Querteshan guardsman Jamal Fayed is on a routine patrol through the desert area known as the Burning when they discover an injured and unconscious man who looks to be from a nearby country, Perathea. Their two countries have a long history of animosity.
When Nev ran from his master, he was fleeing for his life and any outcome seemed better than the death he was promised. But Nev has secrets, complicated secrets that involve both magic and his physical form. Can he build a relationship with Jamal amidst politics and military dealings?
Overall Rating: 4/10 stars
Matt’s Review: 2/5 Stars
Born Magic is a fantasy novel wherein a soldier, Jamal, falls in love with a mage, Nev, who escapes slavery in an enemy nation.
The worldbuilding is Middle Eastern in nature, which is a nice departure from the usual north European inspirations for such stories. That said, it was very one-sided in that one nation is bad, backward, sexist, etc and the other wonderful and progressive. But for such a short novella, maybe it’s unfair to want more nuance? I don’t know.
What I do know is that the rep was…uncomfortable. It walks straight into the “trans people aren’t human” trap. Nev was created, not born, and deliberately created intersex to avoid gender bias in his magic. Now, it’s never explained what that is. There’s no other sign of magic being gendered at all, so this didn’t make any sense. Nev is also treated as inhuman—he’s viewed like that by his creator, he sometimes views himself that way, both he and Jamal wonder if he’s human, Jamal at least once refers to him as it, he’s childishly wide-eyed about love and sex…it’s really uncomfortable. Eventually he settles into a bigender identity, but how the story gets us there feels awkward and artificial.

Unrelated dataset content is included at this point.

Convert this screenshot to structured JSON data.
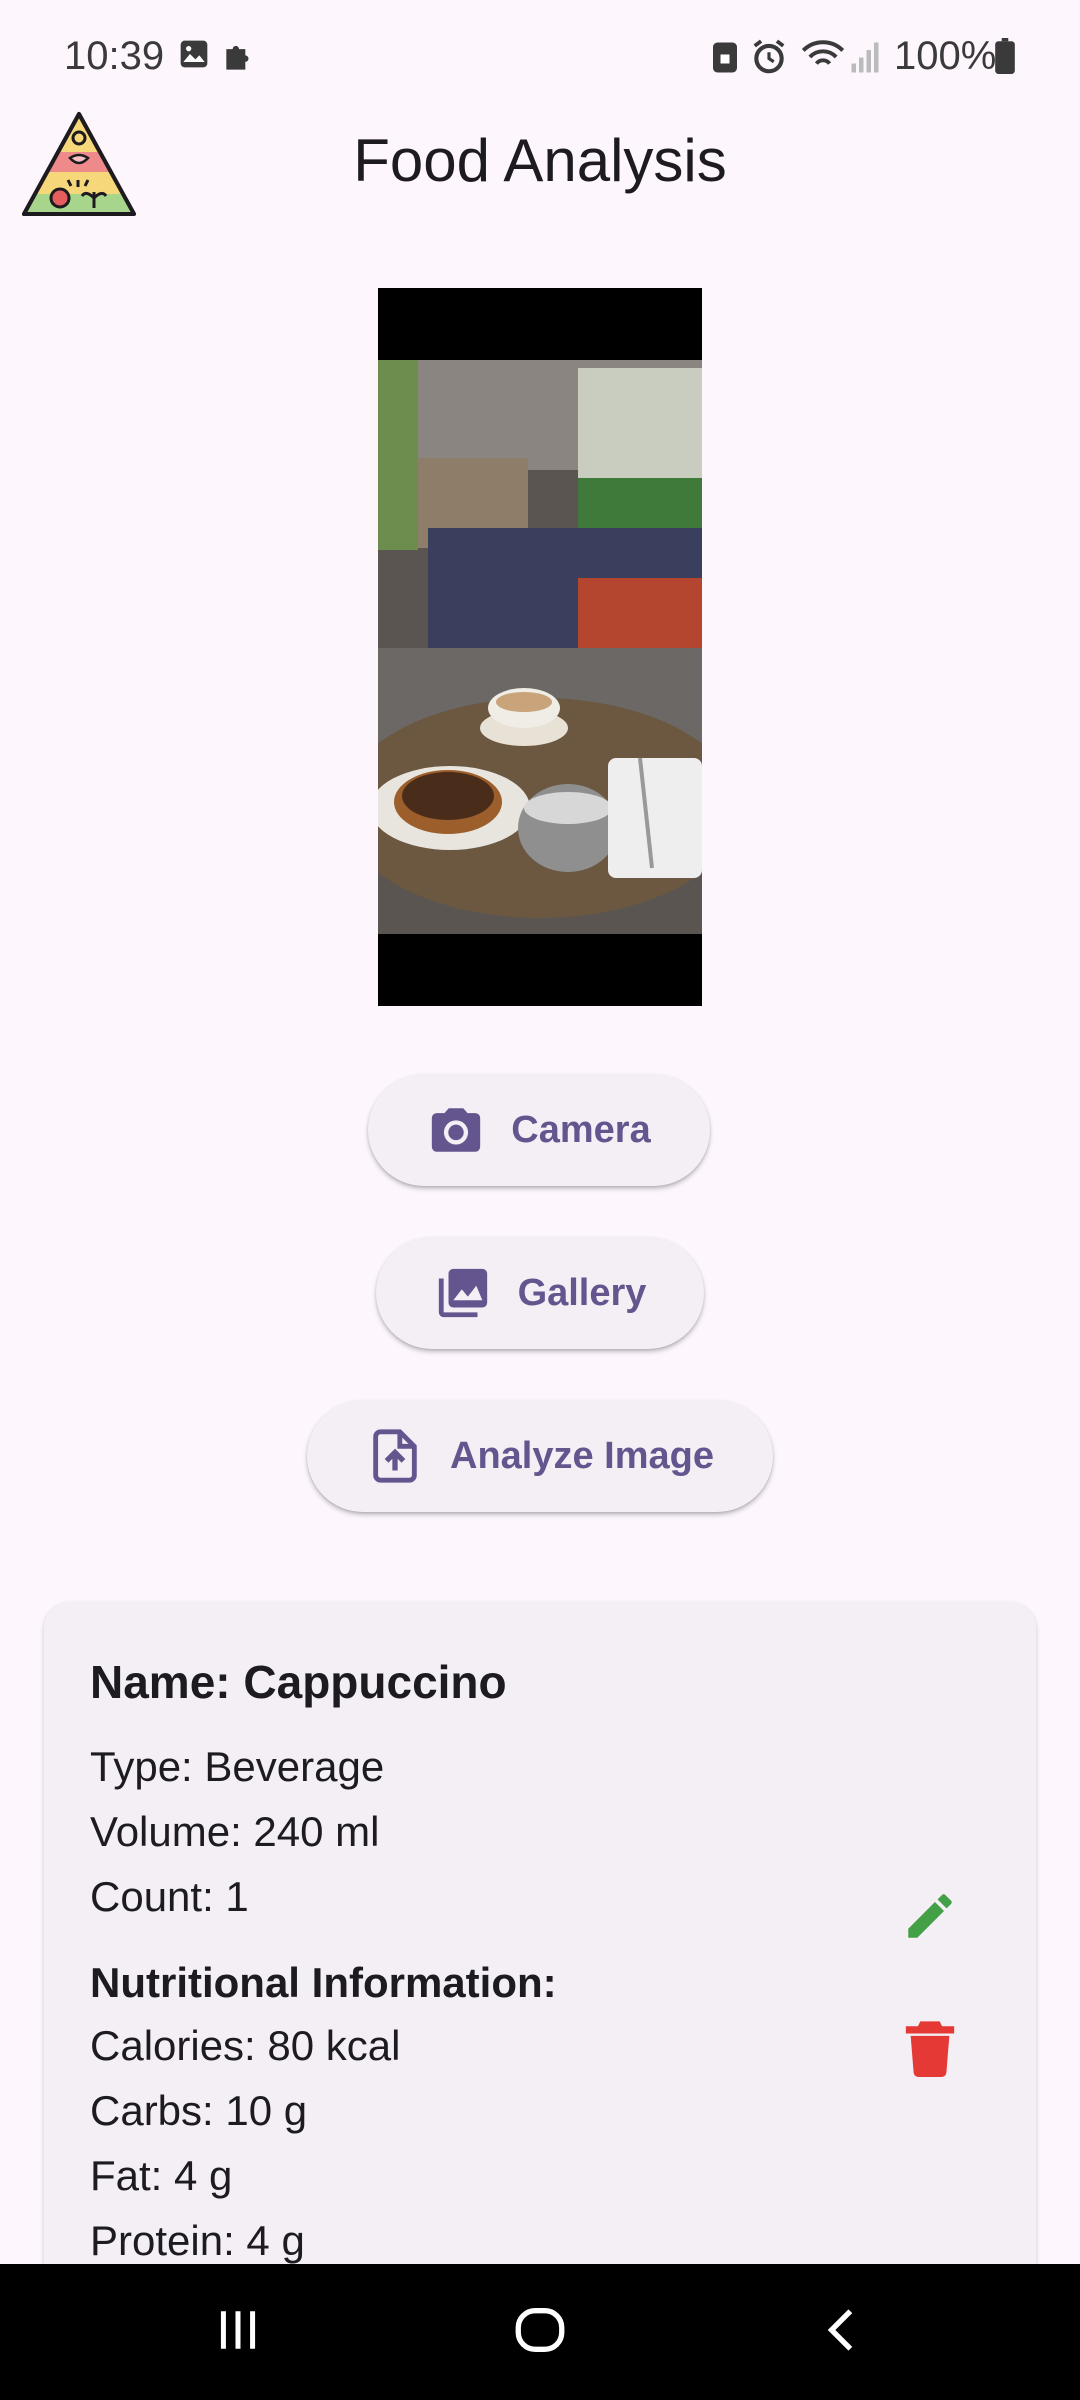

It’s also very…preachy. It bashes you over the head with gender roles being bad and explanations of gender identity…but then there’s a line where Nev says he’s unclean because he’s on his period and Jamal just casually agrees. So it feels forced. It doesn’t feel like that’s their genuine thoughts or how their society really works, it feels like that’s how they *supposed* to think.
I was really excited for a Middle Eastern story and jumped for this the minute I saw the cover but sadly, it didn’t live up to expectations.
Laura’s Review: 2/5 Stars